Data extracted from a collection

== == ==

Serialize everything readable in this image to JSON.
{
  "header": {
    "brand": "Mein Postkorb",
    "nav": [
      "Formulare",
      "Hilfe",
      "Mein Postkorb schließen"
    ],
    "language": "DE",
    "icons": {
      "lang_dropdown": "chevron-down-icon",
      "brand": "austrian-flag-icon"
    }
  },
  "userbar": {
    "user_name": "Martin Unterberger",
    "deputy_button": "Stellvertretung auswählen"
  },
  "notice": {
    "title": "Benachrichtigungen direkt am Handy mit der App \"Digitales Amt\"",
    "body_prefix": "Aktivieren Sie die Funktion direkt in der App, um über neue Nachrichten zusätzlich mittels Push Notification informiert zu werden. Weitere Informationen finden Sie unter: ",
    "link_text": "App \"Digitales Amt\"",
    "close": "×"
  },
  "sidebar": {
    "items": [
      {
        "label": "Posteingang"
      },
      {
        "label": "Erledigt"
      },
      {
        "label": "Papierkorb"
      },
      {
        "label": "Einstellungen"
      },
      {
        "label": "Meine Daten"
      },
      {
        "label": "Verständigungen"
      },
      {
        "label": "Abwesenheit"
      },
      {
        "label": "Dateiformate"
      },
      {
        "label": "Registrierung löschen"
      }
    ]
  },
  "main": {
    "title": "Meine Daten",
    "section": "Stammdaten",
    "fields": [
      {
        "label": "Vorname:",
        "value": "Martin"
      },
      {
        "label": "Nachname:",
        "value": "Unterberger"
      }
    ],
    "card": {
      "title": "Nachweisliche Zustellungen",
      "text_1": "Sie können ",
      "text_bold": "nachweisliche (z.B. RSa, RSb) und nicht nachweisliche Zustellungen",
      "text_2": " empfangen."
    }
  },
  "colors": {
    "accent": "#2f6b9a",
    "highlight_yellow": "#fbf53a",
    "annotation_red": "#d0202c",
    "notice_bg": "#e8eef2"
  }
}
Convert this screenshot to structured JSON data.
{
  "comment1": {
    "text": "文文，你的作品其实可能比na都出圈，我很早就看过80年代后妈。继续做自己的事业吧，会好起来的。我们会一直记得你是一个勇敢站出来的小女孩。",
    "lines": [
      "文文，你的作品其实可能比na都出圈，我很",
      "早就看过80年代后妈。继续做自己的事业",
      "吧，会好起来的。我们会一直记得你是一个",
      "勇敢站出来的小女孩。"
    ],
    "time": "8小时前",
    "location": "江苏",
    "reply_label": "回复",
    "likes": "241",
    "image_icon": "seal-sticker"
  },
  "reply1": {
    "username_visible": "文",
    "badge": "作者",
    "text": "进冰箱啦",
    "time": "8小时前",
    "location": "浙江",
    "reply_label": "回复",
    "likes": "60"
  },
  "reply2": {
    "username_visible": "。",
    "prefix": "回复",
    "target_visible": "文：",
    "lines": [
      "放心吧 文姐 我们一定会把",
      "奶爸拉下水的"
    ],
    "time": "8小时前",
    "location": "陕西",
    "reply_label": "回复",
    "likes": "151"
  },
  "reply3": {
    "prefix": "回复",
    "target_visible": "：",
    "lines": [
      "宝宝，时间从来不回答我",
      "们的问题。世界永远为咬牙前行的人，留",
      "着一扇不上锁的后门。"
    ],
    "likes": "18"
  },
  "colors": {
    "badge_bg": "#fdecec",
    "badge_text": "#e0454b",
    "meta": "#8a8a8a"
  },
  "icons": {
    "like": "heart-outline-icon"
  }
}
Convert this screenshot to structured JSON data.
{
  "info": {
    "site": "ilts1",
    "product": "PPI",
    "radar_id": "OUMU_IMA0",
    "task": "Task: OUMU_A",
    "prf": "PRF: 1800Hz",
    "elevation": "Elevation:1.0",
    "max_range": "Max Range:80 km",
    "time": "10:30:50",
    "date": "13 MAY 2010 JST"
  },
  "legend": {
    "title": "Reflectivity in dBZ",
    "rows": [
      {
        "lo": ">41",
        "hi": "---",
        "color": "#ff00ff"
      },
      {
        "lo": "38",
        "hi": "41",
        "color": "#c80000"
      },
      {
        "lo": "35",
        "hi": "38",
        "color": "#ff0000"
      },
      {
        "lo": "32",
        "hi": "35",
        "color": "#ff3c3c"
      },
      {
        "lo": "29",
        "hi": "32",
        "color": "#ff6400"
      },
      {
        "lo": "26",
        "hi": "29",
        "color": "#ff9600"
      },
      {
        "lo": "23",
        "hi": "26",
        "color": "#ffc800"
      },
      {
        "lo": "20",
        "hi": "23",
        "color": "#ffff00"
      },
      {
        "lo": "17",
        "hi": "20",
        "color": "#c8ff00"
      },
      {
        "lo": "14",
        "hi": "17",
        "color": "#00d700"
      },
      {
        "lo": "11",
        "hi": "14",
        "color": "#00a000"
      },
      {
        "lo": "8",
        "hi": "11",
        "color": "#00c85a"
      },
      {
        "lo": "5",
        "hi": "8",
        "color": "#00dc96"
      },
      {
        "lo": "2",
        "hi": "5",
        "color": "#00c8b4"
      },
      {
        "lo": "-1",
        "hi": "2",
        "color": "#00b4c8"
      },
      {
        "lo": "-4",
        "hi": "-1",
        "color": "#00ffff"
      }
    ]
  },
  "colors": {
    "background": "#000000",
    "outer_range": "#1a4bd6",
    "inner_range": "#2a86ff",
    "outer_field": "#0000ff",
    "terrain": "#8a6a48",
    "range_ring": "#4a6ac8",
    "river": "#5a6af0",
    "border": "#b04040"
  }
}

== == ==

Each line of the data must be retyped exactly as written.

Serialize everything readable in this image to JSON.
{
  "header": {
    "brand": "Mein Postkorb",
    "nav": [
      "Formulare",
      "Hilfe",
      "Mein Postkorb schließen"
    ],
    "language": "DE",
    "icons": {
      "lang_dropdown": "chevron-down-icon",
      "brand": "austrian-flag-icon"
    }
  },
  "userbar": {
    "user_name": "Martin Unterberger",
    "deputy_button": "Stellvertretung auswählen"
  },
  "notice": {
    "title": "Benachrichtigungen direkt am Handy mit der App \"Digitales Amt\"",
    "body_prefix": "Aktivieren Sie die Funktion direkt in der App, um über neue Nachrichten zusätzlich mittels Push Notification informiert zu werden. Weitere Informationen finden Sie unter: ",
    "link_text": "App \"Digitales Amt\"",
    "close": "×"
  },
  "sidebar": {
    "items": [
      {
        "label": "Posteingang"
      },
      {
        "label": "Erledigt"
      },
      {
        "label": "Papierkorb"
      },
      {
        "label": "Einstellungen"
      },
      {
        "label": "Meine Daten"
      },
      {
        "label": "Verständigungen"
      },
      {
        "label": "Abwesenheit"
      },
      {
        "label": "Dateiformate"
      },
      {
        "label": "Registrierung löschen"
      }
    ]
  },
  "main": {
    "title": "Meine Daten",
    "section": "Stammdaten",
    "fields": [
      {
        "label": "Vorname:",
        "value": "Martin"
      },
      {
        "label": "Nachname:",
        "value": "Unterberger"
      }
    ],
    "card": {
      "title": "Nachweisliche Zustellungen",
      "text_1": "Sie können ",
      "text_bold": "nachweisliche (z.B. RSa, RSb) und nicht nachweisliche Zustellungen",
      "text_2": " empfangen."
    }
  },
  "colors": {
    "accent": "#2f6b9a",
    "highlight_yellow": "#fbf53a",
    "annotation_red": "#d0202c",
    "notice_bg": "#e8eef2"
  }
}
Convert this screenshot to structured JSON data.
{
  "comment1": {
    "text": "文文，你的作品其实可能比na都出圈，我很早就看过80年代后妈。继续做自己的事业吧，会好起来的。我们会一直记得你是一个勇敢站出来的小女孩。",
    "lines": [
      "文文，你的作品其实可能比na都出圈，我很",
      "早就看过80年代后妈。继续做自己的事业",
      "吧，会好起来的。我们会一直记得你是一个",
      "勇敢站出来的小女孩。"
    ],
    "time": "8小时前",
    "location": "江苏",
    "reply_label": "回复",
    "likes": "241",
    "image_icon": "seal-sticker"
  },
  "reply1": {
    "username_visible": "文",
    "badge": "作者",
    "text": "进冰箱啦",
    "time": "8小时前",
    "location": "浙江",
    "reply_label": "回复",
    "likes": "60"
  },
  "reply2": {
    "username_visible": "。",
    "prefix": "回复",
    "target_visible": "文：",
    "lines": [
      "放心吧 文姐 我们一定会把",
      "奶爸拉下水的"
    ],
    "time": "8小时前",
    "location": "陕西",
    "reply_label": "回复",
    "likes": "151"
  },
  "reply3": {
    "prefix": "回复",
    "target_visible": "：",
    "lines": [
      "宝宝，时间从来不回答我",
      "们的问题。世界永远为咬牙前行的人，留",
      "着一扇不上锁的后门。"
    ],
    "likes": "18"
  },
  "colors": {
    "badge_bg": "#fdecec",
    "badge_text": "#e0454b",
    "meta": "#8a8a8a"
  },
  "icons": {
    "like": "heart-outline-icon"
  }
}
Convert this screenshot to structured JSON data.
{
  "info": {
    "site": "ilts1",
    "product": "PPI",
    "radar_id": "OUMU_IMA0",
    "task": "Task: OUMU_A",
    "prf": "PRF: 1800Hz",
    "elevation": "Elevation:1.0",
    "max_range": "Max Range:80 km",
    "time": "10:30:50",
    "date": "13 MAY 2010 JST"
  },
  "legend": {
    "title": "Reflectivity in dBZ",
    "rows": [
      {
        "lo": ">41",
        "hi": "---",
        "color": "#ff00ff"
      },
      {
        "lo": "38",
        "hi": "41",
        "color": "#c80000"
      },
      {
        "lo": "35",
        "hi": "38",
        "color": "#ff0000"
      },
      {
        "lo": "32",
        "hi": "35",
        "color": "#ff3c3c"
      },
      {
        "lo": "29",
        "hi": "32",
        "color": "#ff6400"
      },
      {
        "lo": "26",
        "hi": "29",
        "color": "#ff9600"
      },
      {
        "lo": "23",
        "hi": "26",
        "color": "#ffc800"
      },
      {
        "lo": "20",
        "hi": "23",
        "color": "#ffff00"
      },
      {
        "lo": "17",
        "hi": "20",
        "color": "#c8ff00"
      },
      {
        "lo": "14",
        "hi": "17",
        "color": "#00d700"
      },
      {
        "lo": "11",
        "hi": "14",
        "color": "#00a000"
      },
      {
        "lo": "8",
        "hi": "11",
        "color": "#00c85a"
      },
      {
        "lo": "5",
        "hi": "8",
        "color": "#00dc96"
      },
      {
        "lo": "2",
        "hi": "5",
        "color": "#00c8b4"
      },
      {
        "lo": "-1",
        "hi": "2",
        "color": "#00b4c8"
      },
      {
        "lo": "-4",
        "hi": "-1",
        "color": "#00ffff"
      }
    ]
  },
  "colors": {
    "background": "#000000",
    "outer_range": "#1a4bd6",
    "inner_range": "#2a86ff",
    "outer_field": "#0000ff",
    "terrain": "#8a6a48",
    "range_ring": "#4a6ac8",
    "river": "#5a6af0",
    "border": "#b04040"
  }
}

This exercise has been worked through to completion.